In view of the testimony of the early writers, the use of Hebrew in synagogues and Matthew’s quotations from the Hebrew, we arrive at this conclusion: It seems reasonable to believe that Matthew first wrote his Gospel in Hebrew, and later he himself most likely translated it into the koine Greek.
The account at 2 Kings 9:27 reads: “Ahaziah the king of Judah himself saw it and took to flight by the way of the garden house. (Later Jehu went in pursuit of him and said: ‘Him also! Strike him down!’ So they struck him down while in the chariot on the way up to Gur, which is by Ibleam. And he continued his flight to Megiddo and got to die there.)” As for the account at 2 Chronicles 22:8, 9, it reads: “It came about that as soon as Jehu had entered into controversy with the house of Ahab, he got to find the princes of Judah and the sons of the brothers of Ahaziah, ministers of Ahaziah, and he proceeded to kill them. Then he went looking for Ahaziah, and they finally captured him, as he was hiding in Samaria, and brought him to Jehu. Then they put him to death and buried him.”

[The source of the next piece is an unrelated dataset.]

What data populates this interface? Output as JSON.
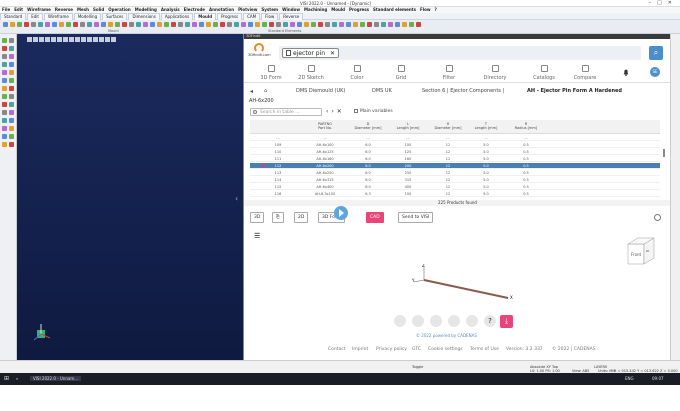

The apparent difficulty is solved when we note that Bible writers did not always put events in strict chronological order. Also, they did not have punctuation as we do today to indicate parenthetical expressions or diversions from the chronological order. The writer of the account of Kings, having touched on Ahaziah and his flight, simply continued with the information he had as to the rest of his life, or his death, not indicating whether all this followed in chronological order with what he had yet to tell or not. That is why the New World Translation not only puts in parentheses these events that happened later but also translates the Hebrew conjunction waw, which opens the parenthetical material, as “later.” In regard to this Hebrew word waw, the Foreword of the New World Translation of the Hebrew Scriptures, Volume 1, page 18, 1953 edition, says:
“Although waw (‘and’) is very repetitious in Hebrew, we do not ignore it and leave it untranslated as if unnecessary or cumbersome or old fashioned in style, but we express it by using transitional words or phrases with the sense that the Hebrew leads us to feel. We bring out the force of the waw in its relationship to the verb with which it is combined. So this simple word waw in the Hebrew is used to convey many a shade of meaning besides its mere basic meaning ‘and.’”
So it was later that Jehu resumed his pursuit of King Ahaziah by sending his men after him. It appears that the record in the book of Chronicles relates the incidents as they occurred, although that account does not name the location where Ahaziah was mortally wounded at Jehu’s command nor does it tell of the place where the king finally died, as does the account in Kings.
Combining the two accounts, we have what apparently took place: Jehu, on the way to Jezreel, met Jehoram and Ahaziah. Jehu struck down Jehoram but Ahaziah fled. At this time Jehu did not pursue Ahaziah, but continued to Jezreel to finish his executional work there. Meanwhile, the fleeing Ahaziah tried to make his way back to Jerusalem; however, he only got as far as Samaria, where he tried to hide himself. Jehu’s men, pursuing Ahaziah, discovered him in Samaria and captured him, and he was brought to Jehu, who was near the town of Ibleam, not far from Jezreel. When Jehu saw Ahaziah, he ordered his men to kill him in his chariot. They struck and wounded him on the way up to Gur, near Ibleam; but Ahaziah was allowed to escape, and he fled to Megiddo, where he died of his wounds.